Autoimmune connective tissue disorders are a result of abnormalities in the immune system where cells begin to attact internal body proteins, including those that are present in the skin. Autoimmune connective tissue disorders are more common in women than in men.
Connective tissue diseases can affect many parts of the body. In the skin, we most often treat these disorders:
Discoid lupus causes sores with inflammation and scarring. The sores typically appear on the face, ears, and scalp although they can appear on other body areas as well. They present as red, inflamed patches that are scaly and crusty. Systemic lupus can also cause disease of the skin, heart, lungs, kidneys, joints, and nervous system. On the skin, these lesions can give you intense redness with a burning, stinging sensation when exposed to the sun, or scaling red plaques. Mouth sores are another common feature of systemic lupus. .For more information on either discoid or systemic lupus, please visit the Lupus Foundation of America.
Dermatomyositis usually presents as a reddish-colored, raised or scaly rash. It may cause the hands and face to swell, a purplish discoloration of the upper eyelids, red plaques on the knuckles, and a pink discoloration to the upper chest and back. Dermatomyositis can occur suddenly and severely and is usually accompanied by muscle pain or weakness.
Scleroderma causes the skin to become hard and tight. It can be limited to one specific area of the skin, or it can tighten skin diffusely causing significant disability by immobility and reduction in the ability to expand the chest to breathe. While there are good treatments for scleroderma, at this time there is no clear cause or cure. For more information on scleroderma, please visit the Scleroderma Foundation.
As with all of the disorders we discuss on this site, early detection is key to lessen damage that may be caused to a person’s body. Autoimmune connective tissue disorders are typically treated with steroids, anti-inflammatory drugs and immunosuppressive drugs. If the disease is well managed, a person with these disorders can live a productive and fulfilling life.

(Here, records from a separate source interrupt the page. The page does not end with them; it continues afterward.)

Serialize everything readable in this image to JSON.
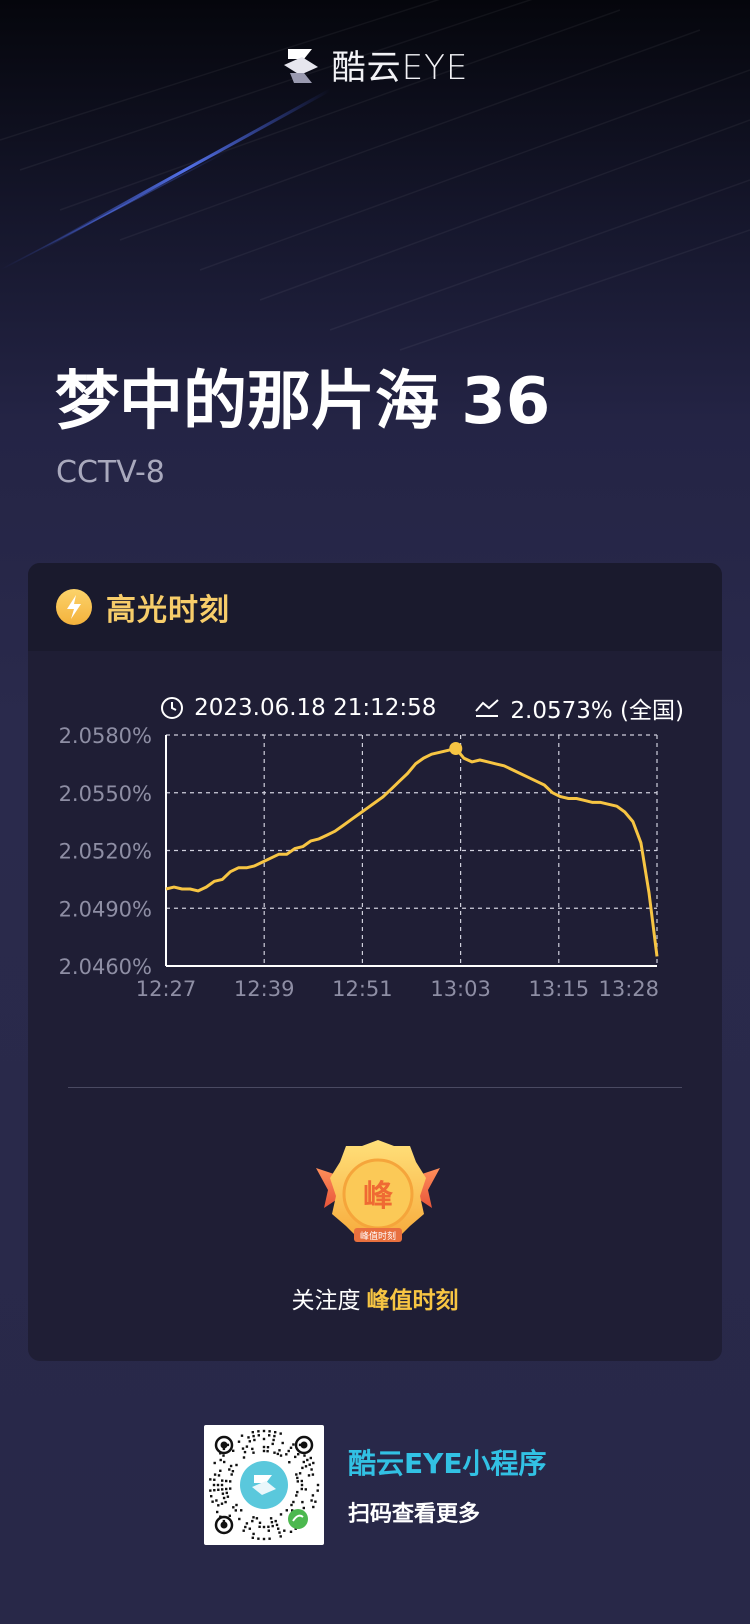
{
  "header": {
    "logo_text": "酷云EYE",
    "logo_icon": "kuyun-logo-icon"
  },
  "program": {
    "title": "梦中的那片海 36",
    "channel": "CCTV-8"
  },
  "card": {
    "title": "高光时刻",
    "title_icon": "lightning-icon",
    "timestamp": "2023.06.18 21:12:58",
    "rating": "2.0573% (全国)",
    "clock_icon": "clock-icon",
    "trend_icon": "trend-icon"
  },
  "chart_data": {
    "type": "line",
    "xlabel": "",
    "ylabel": "",
    "x_tick_labels": [
      "12:27",
      "12:39",
      "12:51",
      "13:03",
      "13:15",
      "13:28"
    ],
    "y_tick_labels": [
      "2.0580%",
      "2.0550%",
      "2.0520%",
      "2.0490%",
      "2.0460%"
    ],
    "ylim": [
      2.046,
      2.058
    ],
    "x_minutes_range": [
      "12:27",
      "13:28"
    ],
    "grid": true,
    "line_color": "#f7c543",
    "series": [
      {
        "x": [
          "12:27",
          "12:28",
          "12:29",
          "12:30",
          "12:31",
          "12:32",
          "12:33",
          "12:34",
          "12:35",
          "12:36",
          "12:37",
          "12:38",
          "12:39",
          "12:40",
          "12:41",
          "12:42",
          "12:43",
          "12:44",
          "12:45",
          "12:46",
          "12:47",
          "12:48",
          "12:49",
          "12:50",
          "12:51",
          "12:52",
          "12:53",
          "12:54",
          "12:55",
          "12:56",
          "12:57",
          "12:58",
          "12:59",
          "13:00",
          "13:01",
          "13:02",
          "13:03",
          "13:04",
          "13:05",
          "13:06",
          "13:07",
          "13:08",
          "13:09",
          "13:10",
          "13:11",
          "13:12",
          "13:13",
          "13:14",
          "13:15",
          "13:16",
          "13:17",
          "13:18",
          "13:19",
          "13:20",
          "13:21",
          "13:22",
          "13:23",
          "13:24",
          "13:25",
          "13:26",
          "13:27",
          "13:28"
        ],
        "values": [
          2.05,
          2.0501,
          2.05,
          2.05,
          2.0499,
          2.0501,
          2.0504,
          2.0505,
          2.0509,
          2.0511,
          2.0511,
          2.0512,
          2.0514,
          2.0516,
          2.0518,
          2.0518,
          2.0521,
          2.0522,
          2.0525,
          2.0526,
          2.0528,
          2.053,
          2.0533,
          2.0536,
          2.0539,
          2.0542,
          2.0545,
          2.0548,
          2.0552,
          2.0556,
          2.056,
          2.0565,
          2.0568,
          2.057,
          2.0571,
          2.0572,
          2.0573,
          2.0568,
          2.0566,
          2.0567,
          2.0566,
          2.0565,
          2.0564,
          2.0562,
          2.056,
          2.0558,
          2.0556,
          2.0554,
          2.055,
          2.0548,
          2.0547,
          2.0547,
          2.0546,
          2.0545,
          2.0545,
          2.0544,
          2.0543,
          2.054,
          2.0535,
          2.0524,
          2.0498,
          2.0465
        ],
        "peak_index": 36
      }
    ]
  },
  "attention": {
    "label": "关注度",
    "value": "峰值时刻",
    "medal_text": "峰",
    "medal_sub": "峰值时刻"
  },
  "promo": {
    "title": "酷云EYE小程序",
    "subtitle": "扫码查看更多",
    "qr_icon": "qr-code-icon"
  }
}
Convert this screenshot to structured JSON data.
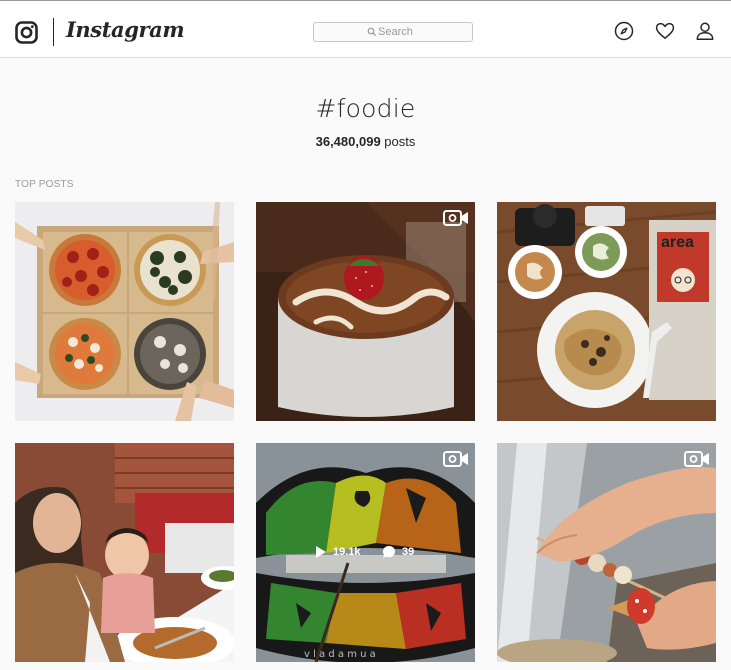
{
  "header": {
    "wordmark": "Instagram",
    "search_placeholder": "Search"
  },
  "nav_icons": [
    "explore-compass-icon",
    "activity-heart-icon",
    "profile-person-icon"
  ],
  "hashtag": {
    "title": "#foodie",
    "post_count_number": "36,480,099",
    "post_count_suffix": " posts"
  },
  "section": {
    "label": "TOP POSTS"
  },
  "posts": [
    {
      "subject": "pizzas",
      "type": "photo"
    },
    {
      "subject": "tiramisu cake",
      "type": "video"
    },
    {
      "subject": "coffee and pasta",
      "type": "photo"
    },
    {
      "subject": "mother and baby",
      "type": "photo"
    },
    {
      "subject": "painted lips",
      "type": "video",
      "hover_plays": "19.1k",
      "hover_comments": "39",
      "watermark": "v l a d a m u a"
    },
    {
      "subject": "hand with skewer",
      "type": "video"
    }
  ],
  "colors": {
    "background": "#fafafa",
    "text": "#262626",
    "muted": "#999999",
    "border": "#dbdbdb"
  }
}
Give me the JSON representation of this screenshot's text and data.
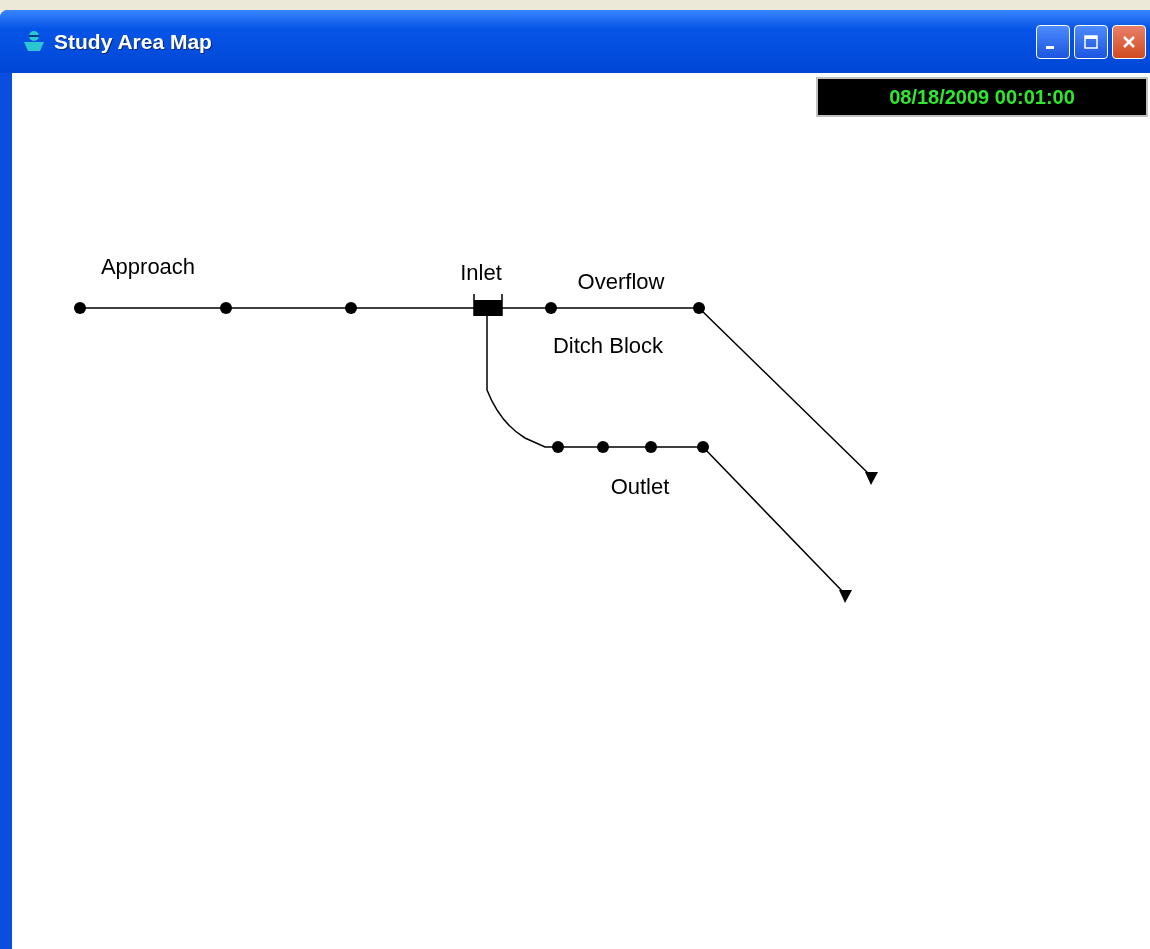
{
  "window": {
    "title": "Study Area Map"
  },
  "clock": {
    "text": "08/18/2009 00:01:00"
  },
  "map": {
    "labels": [
      "Approach",
      "Inlet",
      "Overflow",
      "Ditch Block",
      "Outlet"
    ]
  }
}
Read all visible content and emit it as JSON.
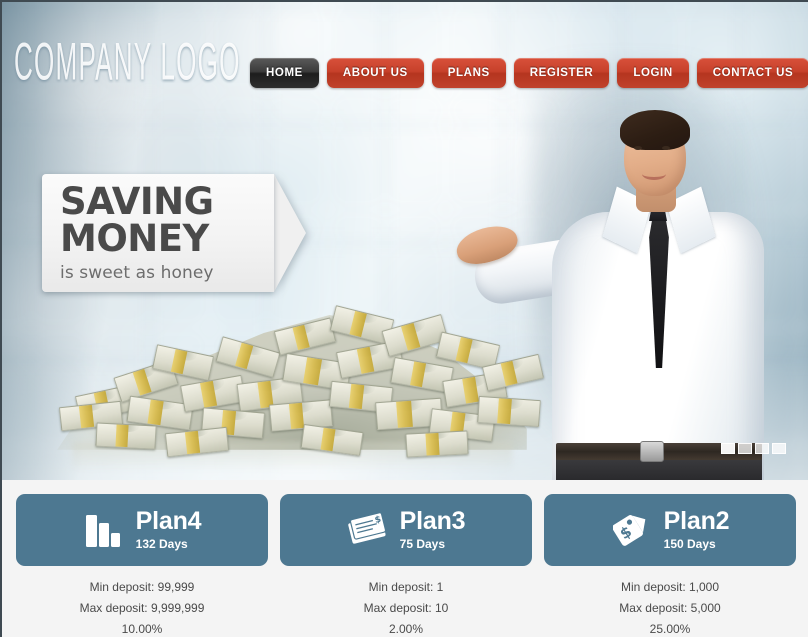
{
  "site": {
    "logo_text": "COMPANY LOGO"
  },
  "nav": {
    "items": [
      {
        "label": "HOME",
        "active": true
      },
      {
        "label": "ABOUT US",
        "active": false
      },
      {
        "label": "PLANS",
        "active": false
      },
      {
        "label": "REGISTER",
        "active": false
      },
      {
        "label": "LOGIN",
        "active": false
      },
      {
        "label": "CONTACT US",
        "active": false
      }
    ],
    "active_bg": "#1d1d1d",
    "bg": "#c0392b"
  },
  "hero": {
    "banner": {
      "line1": "SAVING",
      "line2": "MONEY",
      "line3": "is sweet as honey"
    },
    "slider": {
      "dots": 4,
      "active_index": 0
    },
    "image_alt": "businessman-with-money-pile"
  },
  "plans": {
    "cards": [
      {
        "name": "Plan4",
        "days": "132 Days",
        "icon": "bar-chart-icon",
        "min_deposit": "Min deposit: 99,999",
        "max_deposit": "Max deposit: 9,999,999",
        "percent": "10.00%"
      },
      {
        "name": "Plan3",
        "days": "75 Days",
        "icon": "cheque-icon",
        "min_deposit": "Min deposit: 1",
        "max_deposit": "Max deposit: 10",
        "percent": "2.00%"
      },
      {
        "name": "Plan2",
        "days": "150 Days",
        "icon": "price-tag-icon",
        "min_deposit": "Min deposit: 1,000",
        "max_deposit": "Max deposit: 5,000",
        "percent": "25.00%"
      }
    ],
    "card_color": "#4d7891",
    "text_color": "#4a4a4a"
  }
}
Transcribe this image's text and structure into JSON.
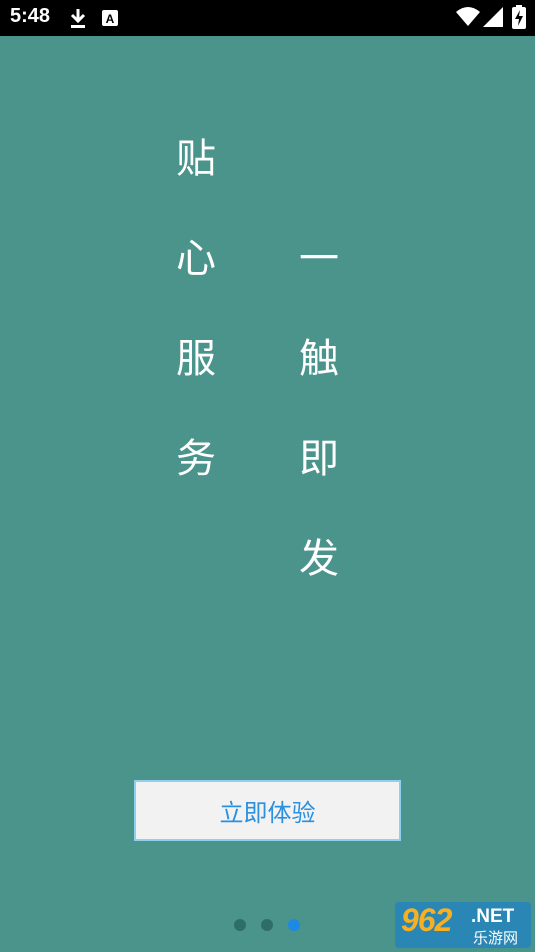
{
  "status_bar": {
    "time": "5:48",
    "icons": [
      "download-icon",
      "text-a-icon",
      "wifi-icon",
      "signal-icon",
      "battery-charging-icon"
    ]
  },
  "headline": {
    "left_column": [
      "贴",
      "心",
      "服",
      "务"
    ],
    "right_column": [
      "一",
      "触",
      "即",
      "发"
    ]
  },
  "cta": {
    "label": "立即体验"
  },
  "pager": {
    "count": 3,
    "active_index": 2
  },
  "watermark": {
    "number": "962",
    "suffix": ".NET",
    "subtitle": "乐游网"
  },
  "colors": {
    "background": "#4a948b",
    "dot_inactive": "#2e6e66",
    "dot_active": "#1e88e5",
    "button_text": "#2a90e0",
    "button_border": "#8fd0ee"
  }
}
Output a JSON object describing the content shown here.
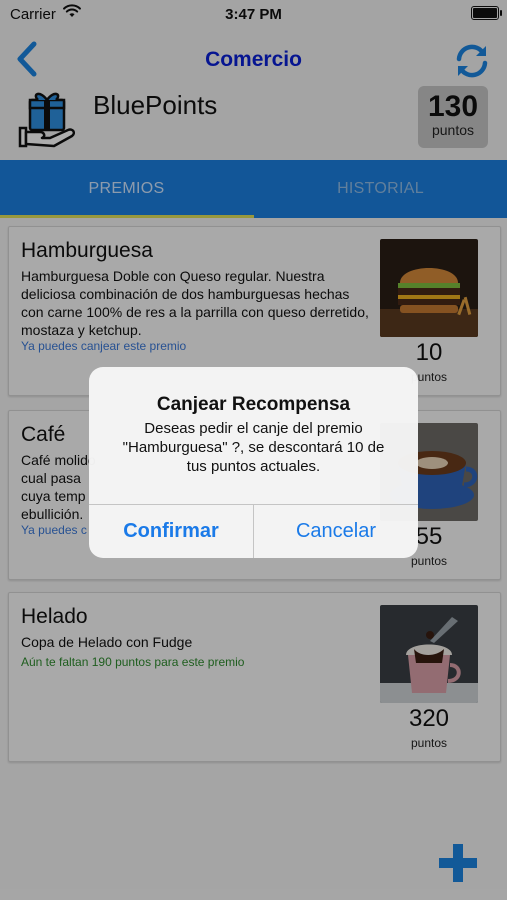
{
  "status_bar": {
    "carrier": "Carrier",
    "time": "3:47 PM"
  },
  "nav": {
    "title": "Comercio"
  },
  "header": {
    "app_name": "BluePoints",
    "points_value": "130",
    "points_label": "puntos"
  },
  "tabs": [
    {
      "label": "PREMIOS",
      "active": true
    },
    {
      "label": "HISTORIAL",
      "active": false
    }
  ],
  "rewards": [
    {
      "title": "Hamburguesa",
      "description": "Hamburguesa Doble con Queso regular. Nuestra deliciosa combinación de dos hamburguesas hechas con carne 100% de res a la parrilla con queso derretido, mostaza y ketchup.",
      "status": "Ya puedes canjear este premio",
      "cost": "10",
      "cost_label": "puntos"
    },
    {
      "title": "Café",
      "description": "Café molido cual pasa cuya temp ebullición.",
      "status": "Ya puedes c",
      "cost": "55",
      "cost_label": "puntos"
    },
    {
      "title": "Helado",
      "description": "Copa de Helado con Fudge",
      "status": "Aún te faltan 190 puntos para este premio",
      "cost": "320",
      "cost_label": "puntos"
    }
  ],
  "alert": {
    "title": "Canjear Recompensa",
    "message": "Deseas pedir el canje del premio \"Hamburguesa\" ?, se descontará 10 de tus puntos actuales.",
    "confirm": "Confirmar",
    "cancel": "Cancelar"
  },
  "colors": {
    "accent": "#1b7fe0",
    "nav_title": "#0a1fd6",
    "available_status": "#3a78d8",
    "missing_status": "#2e8b2e",
    "alert_button": "#1a7ae8"
  },
  "icons": [
    "back-chevron-icon",
    "refresh-icon",
    "gift-hand-icon",
    "add-icon"
  ]
}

For more information about autoimmune connective tissue disorders, please visit the American Autoimmune-Related Diseases Association, Inc.